What this means, in essence, is that all the dogs of a single breed are set up in the same area in between showing. All of the French Bulldogs, for example, will be together, which means you’ll also have easy access to all of the French Bulldog breeders and exhibitors who are at the same show. Many times, people will set up little informational booths and displays, often with the breed clubs or local breed rescues also offering a display.

There are very, very few benched shows left in the world, and while exhibitors might complain about them, there are really no better shows for the average public to attend.  Benched shows are ultimately intended to provide a way for the public to interact with large groups of breeders and exhibitors, all in one place, and most people who enter benched shows do so with the understanding that they will make themselves available to answer questions about their dogs and their breed.

If you live in or near the Chicago area, Luke and Andrea would LOVE to have you come out to meet them, and to cheer for them. As I mentioned, they’re only entered in the ‘benched’ portion of the show, which is Saturday and Sunday. I’ll be posting entry times as the show dates gets closer, but please let me know if you plan to attend, so that they can keep an eye out for you.
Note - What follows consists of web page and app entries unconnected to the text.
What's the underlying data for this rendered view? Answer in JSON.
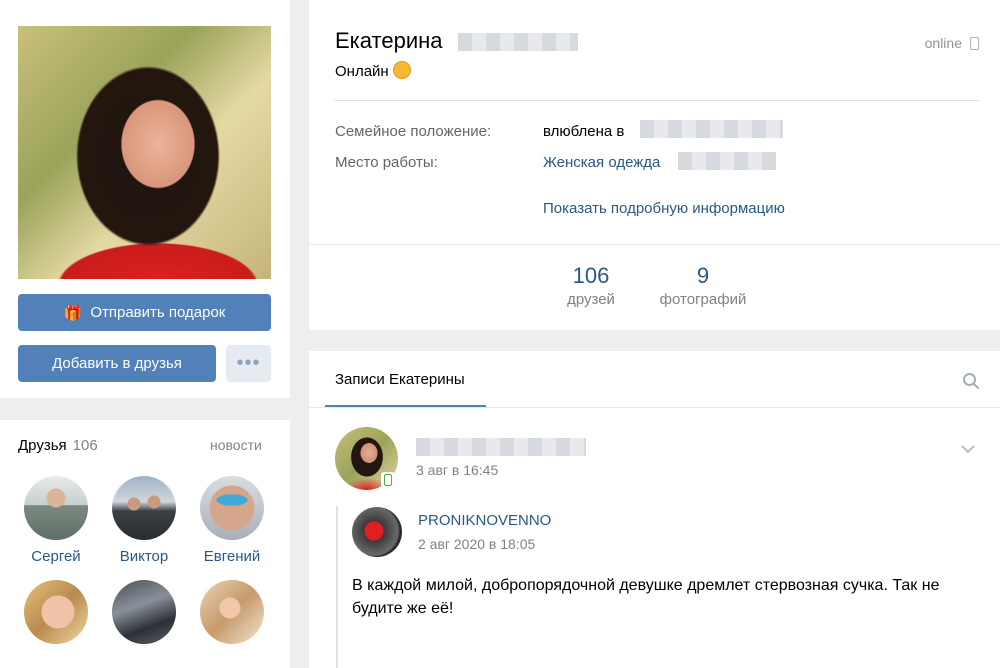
{
  "sidebar": {
    "gift_button": "Отправить подарок",
    "add_friend_button": "Добавить в друзья",
    "more_button": "•••"
  },
  "friends": {
    "title": "Друзья",
    "count": "106",
    "news_link": "новости",
    "items": [
      {
        "name": "Сергей"
      },
      {
        "name": "Виктор"
      },
      {
        "name": "Евгений"
      },
      {
        "name": ""
      },
      {
        "name": ""
      },
      {
        "name": ""
      }
    ]
  },
  "profile": {
    "first_name": "Екатерина",
    "status": "Онлайн",
    "online_label": "online",
    "info": [
      {
        "label": "Семейное положение:",
        "value": "влюблена в"
      },
      {
        "label": "Место работы:",
        "value": "Женская одежда"
      }
    ],
    "details_link": "Показать подробную информацию",
    "counters": [
      {
        "value": "106",
        "label": "друзей"
      },
      {
        "value": "9",
        "label": "фотографий"
      }
    ]
  },
  "wall": {
    "tab_label": "Записи Екатерины",
    "post": {
      "date": "3 авг в 16:45",
      "repost": {
        "author": "PRONIKNOVENNO",
        "date": "2 авг 2020 в 18:05",
        "text": "В каждой милой, добропорядочной девушке дремлет стервозная сучка. Так не будите же её!"
      }
    }
  },
  "colors": {
    "accent": "#5181b8",
    "link": "#2a5885",
    "background": "#edeef0"
  },
  "icons": [
    "gift-icon",
    "mobile-icon",
    "search-icon",
    "chevron-down-icon",
    "smile-emoji-icon"
  ]
}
Up in Michigan, Sue Simon had been hoping to attend the IKC show with Luke and Leah’s dad, Dexter. Unfortunately, the timing isn’t great right now, so she’ll be entering him in some local Michigan shows, including Cobo Hall – which just happens to be another benched show!

This means another great chance to come out and meet with dogs and their owners, including the Dashingly Devious Dexter. Please give him a head skritch from me, and tell him to try to behave himself for Sue!

French Bulldog in the snow

Leah 'enjoying' the snowy CT weather

Over on the East Coast, Luke’s sister Leah is also getting ready for her show ring debut. We’re currently working out details for the Lovely Ms Leah to head up to Canada, where she’ll be ably handled by the ultra talented Kay Reil, who finished Butters for us last year.  I have high hopes that Leah will make it up in time for the CKC’s Charitable dog show event, the Purina National dog show. This year’s show should have a great turn out, as it’s being held at the Interational Center near the Toronto Airport.

Last year, Butters made her debut at the Purina National, and it would be nice to see Leah do the same. We’ll be offering a breed information booth at the Purina National this year, and again – we’d love to see you come out to meet us, and to learn more about Frenchies.

Also on the east coast is Finlee, Delilah’s Dexter daughter. Finlee and her new mom, Amanda, will be making their ring debut some time later this spring, and we look forward to hearing more about their progress. We also need Amanda to send us more photos – Flickr is your friend, people!

Last but hardly least is our own little Dex-ette, Pickle. She’s coming along quite nicely – her body is lovely at this stage, but her head needs to catch up with it. Right now, she looks like she’s got a mature body, with a puppy head. We’re going to give her some time for all of her bits to catch up with each other before we put her in the ring. Some pups just aren’t fully finished until a year or so, and I’m in no rush to get her out there. We’re aiming for early summer, with our fingers crossed. In the meantime, we’re going to do a local obedience class, as I think it will be good for her confidence.

I hope Barb can’t read the blog from Heaven – she used to freak out when she heard I was putting show puppies into obedience class! It’s that lingering, old school belief that “if you teach them to sit, they won’t stand in the ring!”. I think they can learn to do both, and I think it’s good for them to be stimulated and learning something other than just to be pretty faces.

How about you – if you have show prospect puppies, are you making plans for spring? If you’re a pet person, have you ever attended a dog show, or would you ever?